Records from a data collection:

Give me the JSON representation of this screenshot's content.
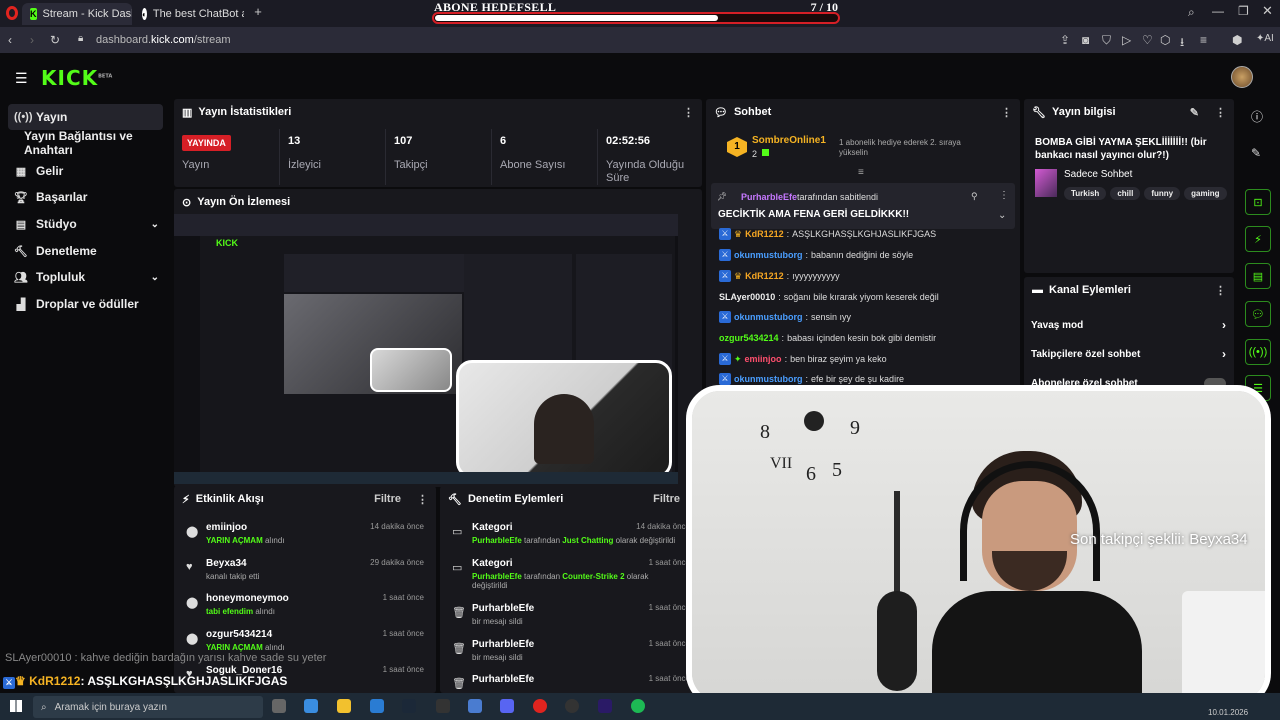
{
  "browser": {
    "tabs": [
      {
        "label": "Stream - Kick Dashboard",
        "active": true
      },
      {
        "label": "The best ChatBot and W",
        "active": false
      }
    ],
    "url_prefix": "dashboard.",
    "url_host": "kick.com",
    "url_path": "/stream"
  },
  "goal": {
    "title": "ABONE HEDEFSELL",
    "count": "7 / 10",
    "progress": 0.7
  },
  "header": {
    "logo": "KICK",
    "logo_sup": "BETA"
  },
  "sidebar": {
    "items": [
      {
        "label": "Yayın",
        "icon": "broadcast-icon",
        "active": true
      },
      {
        "label": "Yayın Bağlantısı ve Anahtarı",
        "icon": "",
        "active": false
      },
      {
        "label": "Gelir",
        "icon": "income-icon",
        "active": false
      },
      {
        "label": "Başarılar",
        "icon": "trophy-icon",
        "active": false
      },
      {
        "label": "Stüdyo",
        "icon": "studio-icon",
        "active": false,
        "chevron": true
      },
      {
        "label": "Denetleme",
        "icon": "moderation-icon",
        "active": false
      },
      {
        "label": "Topluluk",
        "icon": "community-icon",
        "active": false,
        "chevron": true
      },
      {
        "label": "Droplar ve ödüller",
        "icon": "drops-icon",
        "active": false
      }
    ]
  },
  "stats": {
    "title": "Yayın İstatistikleri",
    "status_badge": "YAYINDA",
    "items": [
      {
        "value": "",
        "label": "Yayın"
      },
      {
        "value": "13",
        "label": "İzleyici"
      },
      {
        "value": "107",
        "label": "Takipçi"
      },
      {
        "value": "6",
        "label": "Abone Sayısı"
      },
      {
        "value": "02:52:56",
        "label": "Yayında Olduğu Süre"
      }
    ]
  },
  "preview": {
    "title": "Yayın Ön İzlemesi"
  },
  "activity": {
    "title": "Etkinlik Akışı",
    "filter": "Filtre",
    "items": [
      {
        "name": "emiinjoo",
        "detail_hl": "YARIN AÇMAM",
        "detail": " alındı",
        "time": "14 dakika önce",
        "icon": "reward-icon"
      },
      {
        "name": "Beyxa34",
        "detail_hl": "",
        "detail": "kanalı takip etti",
        "time": "29 dakika önce",
        "icon": "heart-icon"
      },
      {
        "name": "honeymoneymoo",
        "detail_hl": "tabi efendim",
        "detail": " alındı",
        "time": "1 saat önce",
        "icon": "reward-icon"
      },
      {
        "name": "ozgur5434214",
        "detail_hl": "YARIN AÇMAM",
        "detail": " alındı",
        "time": "1 saat önce",
        "icon": "reward-icon"
      },
      {
        "name": "Soguk_Doner16",
        "detail_hl": "",
        "detail": "",
        "time": "1 saat önce",
        "icon": "heart-icon"
      }
    ]
  },
  "moderation": {
    "title": "Denetim Eylemleri",
    "filter": "Filtre",
    "items": [
      {
        "name": "Kategori",
        "actor": "PurharbleEfe",
        "mid": " tarafından ",
        "target": "Just Chatting",
        "end": " olarak değiştirildi",
        "time": "14 dakika önce",
        "icon": "category-icon"
      },
      {
        "name": "Kategori",
        "actor": "PurharbleEfe",
        "mid": " tarafından ",
        "target": "Counter-Strike 2",
        "end": " olarak değiştirildi",
        "time": "1 saat önce",
        "icon": "category-icon"
      },
      {
        "name": "PurharbleEfe",
        "actor": "",
        "mid": "bir mesajı sildi",
        "target": "",
        "end": "",
        "time": "1 saat önce",
        "icon": "trash-icon"
      },
      {
        "name": "PurharbleEfe",
        "actor": "",
        "mid": "bir mesajı sildi",
        "target": "",
        "end": "",
        "time": "1 saat önce",
        "icon": "trash-icon"
      },
      {
        "name": "PurharbleEfe",
        "actor": "",
        "mid": "",
        "target": "",
        "end": "",
        "time": "1 saat önce",
        "icon": "trash-icon"
      }
    ]
  },
  "chat": {
    "title": "Sohbet",
    "top_gifter": {
      "name": "SombreOnline1",
      "rank": "1",
      "count": "2",
      "promo": "1 abonelik hediye ederek 2. sıraya yükselin"
    },
    "pinned": {
      "user": "PurharbleEfe",
      "by": "tarafından sabitlendi",
      "text": "GECİKTİK AMA FENA GERİ GELDİKKK!!"
    },
    "messages": [
      {
        "user": "KdR1212",
        "text": "ASŞLKGHASŞLKGHJASLIKFJGAS",
        "color": "#f5a623",
        "badges": 2
      },
      {
        "user": "okunmustuborg",
        "text": "babanın dediğini de söyle",
        "color": "#4a9eff",
        "badges": 1
      },
      {
        "user": "KdR1212",
        "text": "ıyyyyyyyyyy",
        "color": "#f5a623",
        "badges": 2
      },
      {
        "user": "SLAyer00010",
        "text": "soğanı bile kırarak yiyom keserek değil",
        "color": "#eeeeee",
        "badges": 0
      },
      {
        "user": "okunmustuborg",
        "text": "sensin ıyy",
        "color": "#4a9eff",
        "badges": 1
      },
      {
        "user": "ozgur5434214",
        "text": "babası içinden kesin bok gibi demistir",
        "color": "#53fc18",
        "badges": 0
      },
      {
        "user": "emiinjoo",
        "text": "ben biraz şeyim ya keko",
        "color": "#ff4f6d",
        "badges": 2
      },
      {
        "user": "okunmustuborg",
        "text": "efe bir şey de şu kadire",
        "color": "#4a9eff",
        "badges": 1
      }
    ]
  },
  "info": {
    "title": "Yayın bilgisi",
    "stream_title": "BOMBA GİBİ YAYMA ŞEKLİİİİİİİ!! (bir bankacı nasıl yayıncı olur?!)",
    "category": "Sadece Sohbet",
    "tags": [
      "Turkish",
      "chill",
      "funny",
      "gaming"
    ]
  },
  "channel_actions": {
    "title": "Kanal Eylemleri",
    "items": [
      {
        "label": "Yavaş mod",
        "control": "arrow"
      },
      {
        "label": "Takipçilere özel sohbet",
        "control": "arrow"
      },
      {
        "label": "Abonelere özel sohbet",
        "control": "toggle"
      }
    ]
  },
  "overlay": {
    "follower_text": "Son takipçi şeklii: Beyxa34",
    "chat_line1": "SLAyer00010 : kahve dediğin bardağın yarısı kahve sade su yeter",
    "chat_line2_user": "KdR1212",
    "chat_line2_text": ": ASŞLKGHASŞLKGHJASLIKFJGAS"
  },
  "taskbar": {
    "search_placeholder": "Aramak için buraya yazın",
    "date": "10.01.2026"
  },
  "colors": {
    "accent": "#53fc18",
    "live": "#d61f26",
    "panel": "#18181d"
  }
}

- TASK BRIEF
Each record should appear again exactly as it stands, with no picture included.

- EXPECTED ANSWER
Give me the JSON representation of this screenshot's content.
{
  "browser": {
    "tabs": [
      {
        "label": "Stream - Kick Dashboard",
        "active": true
      },
      {
        "label": "The best ChatBot and W",
        "active": false
      }
    ],
    "url_prefix": "dashboard.",
    "url_host": "kick.com",
    "url_path": "/stream"
  },
  "goal": {
    "title": "ABONE HEDEFSELL",
    "count": "7 / 10",
    "progress": 0.7
  },
  "header": {
    "logo": "KICK",
    "logo_sup": "BETA"
  },
  "sidebar": {
    "items": [
      {
        "label": "Yayın",
        "icon": "broadcast-icon",
        "active": true
      },
      {
        "label": "Yayın Bağlantısı ve Anahtarı",
        "icon": "",
        "active": false
      },
      {
        "label": "Gelir",
        "icon": "income-icon",
        "active": false
      },
      {
        "label": "Başarılar",
        "icon": "trophy-icon",
        "active": false
      },
      {
        "label": "Stüdyo",
        "icon": "studio-icon",
        "active": false,
        "chevron": true
      },
      {
        "label": "Denetleme",
        "icon": "moderation-icon",
        "active": false
      },
      {
        "label": "Topluluk",
        "icon": "community-icon",
        "active": false,
        "chevron": true
      },
      {
        "label": "Droplar ve ödüller",
        "icon": "drops-icon",
        "active": false
      }
    ]
  },
  "stats": {
    "title": "Yayın İstatistikleri",
    "status_badge": "YAYINDA",
    "items": [
      {
        "value": "",
        "label": "Yayın"
      },
      {
        "value": "13",
        "label": "İzleyici"
      },
      {
        "value": "107",
        "label": "Takipçi"
      },
      {
        "value": "6",
        "label": "Abone Sayısı"
      },
      {
        "value": "02:52:56",
        "label": "Yayında Olduğu Süre"
      }
    ]
  },
  "preview": {
    "title": "Yayın Ön İzlemesi"
  },
  "activity": {
    "title": "Etkinlik Akışı",
    "filter": "Filtre",
    "items": [
      {
        "name": "emiinjoo",
        "detail_hl": "YARIN AÇMAM",
        "detail": " alındı",
        "time": "14 dakika önce",
        "icon": "reward-icon"
      },
      {
        "name": "Beyxa34",
        "detail_hl": "",
        "detail": "kanalı takip etti",
        "time": "29 dakika önce",
        "icon": "heart-icon"
      },
      {
        "name": "honeymoneymoo",
        "detail_hl": "tabi efendim",
        "detail": " alındı",
        "time": "1 saat önce",
        "icon": "reward-icon"
      },
      {
        "name": "ozgur5434214",
        "detail_hl": "YARIN AÇMAM",
        "detail": " alındı",
        "time": "1 saat önce",
        "icon": "reward-icon"
      },
      {
        "name": "Soguk_Doner16",
        "detail_hl": "",
        "detail": "",
        "time": "1 saat önce",
        "icon": "heart-icon"
      }
    ]
  },
  "moderation": {
    "title": "Denetim Eylemleri",
    "filter": "Filtre",
    "items": [
      {
        "name": "Kategori",
        "actor": "PurharbleEfe",
        "mid": " tarafından ",
        "target": "Just Chatting",
        "end": " olarak değiştirildi",
        "time": "14 dakika önce",
        "icon": "category-icon"
      },
      {
        "name": "Kategori",
        "actor": "PurharbleEfe",
        "mid": " tarafından ",
        "target": "Counter-Strike 2",
        "end": " olarak değiştirildi",
        "time": "1 saat önce",
        "icon": "category-icon"
      },
      {
        "name": "PurharbleEfe",
        "actor": "",
        "mid": "bir mesajı sildi",
        "target": "",
        "end": "",
        "time": "1 saat önce",
        "icon": "trash-icon"
      },
      {
        "name": "PurharbleEfe",
        "actor": "",
        "mid": "bir mesajı sildi",
        "target": "",
        "end": "",
        "time": "1 saat önce",
        "icon": "trash-icon"
      },
      {
        "name": "PurharbleEfe",
        "actor": "",
        "mid": "",
        "target": "",
        "end": "",
        "time": "1 saat önce",
        "icon": "trash-icon"
      }
    ]
  },
  "chat": {
    "title": "Sohbet",
    "top_gifter": {
      "name": "SombreOnline1",
      "rank": "1",
      "count": "2",
      "promo": "1 abonelik hediye ederek 2. sıraya yükselin"
    },
    "pinned": {
      "user": "PurharbleEfe",
      "by": "tarafından sabitlendi",
      "text": "GECİKTİK AMA FENA GERİ GELDİKKK!!"
    },
    "messages": [
      {
        "user": "KdR1212",
        "text": "ASŞLKGHASŞLKGHJASLIKFJGAS",
        "color": "#f5a623",
        "badges": 2
      },
      {
        "user": "okunmustuborg",
        "text": "babanın dediğini de söyle",
        "color": "#4a9eff",
        "badges": 1
      },
      {
        "user": "KdR1212",
        "text": "ıyyyyyyyyyy",
        "color": "#f5a623",
        "badges": 2
      },
      {
        "user": "SLAyer00010",
        "text": "soğanı bile kırarak yiyom keserek değil",
        "color": "#eeeeee",
        "badges": 0
      },
      {
        "user": "okunmustuborg",
        "text": "sensin ıyy",
        "color": "#4a9eff",
        "badges": 1
      },
      {
        "user": "ozgur5434214",
        "text": "babası içinden kesin bok gibi demistir",
        "color": "#53fc18",
        "badges": 0
      },
      {
        "user": "emiinjoo",
        "text": "ben biraz şeyim ya keko",
        "color": "#ff4f6d",
        "badges": 2
      },
      {
        "user": "okunmustuborg",
        "text": "efe bir şey de şu kadire",
        "color": "#4a9eff",
        "badges": 1
      }
    ]
  },
  "info": {
    "title": "Yayın bilgisi",
    "stream_title": "BOMBA GİBİ YAYMA ŞEKLİİİİİİİ!! (bir bankacı nasıl yayıncı olur?!)",
    "category": "Sadece Sohbet",
    "tags": [
      "Turkish",
      "chill",
      "funny",
      "gaming"
    ]
  },
  "channel_actions": {
    "title": "Kanal Eylemleri",
    "items": [
      {
        "label": "Yavaş mod",
        "control": "arrow"
      },
      {
        "label": "Takipçilere özel sohbet",
        "control": "arrow"
      },
      {
        "label": "Abonelere özel sohbet",
        "control": "toggle"
      }
    ]
  },
  "overlay": {
    "follower_text": "Son takipçi şeklii: Beyxa34",
    "chat_line1": "SLAyer00010 : kahve dediğin bardağın yarısı kahve sade su yeter",
    "chat_line2_user": "KdR1212",
    "chat_line2_text": ": ASŞLKGHASŞLKGHJASLIKFJGAS"
  },
  "taskbar": {
    "search_placeholder": "Aramak için buraya yazın",
    "date": "10.01.2026"
  },
  "colors": {
    "accent": "#53fc18",
    "live": "#d61f26",
    "panel": "#18181d"
  }
}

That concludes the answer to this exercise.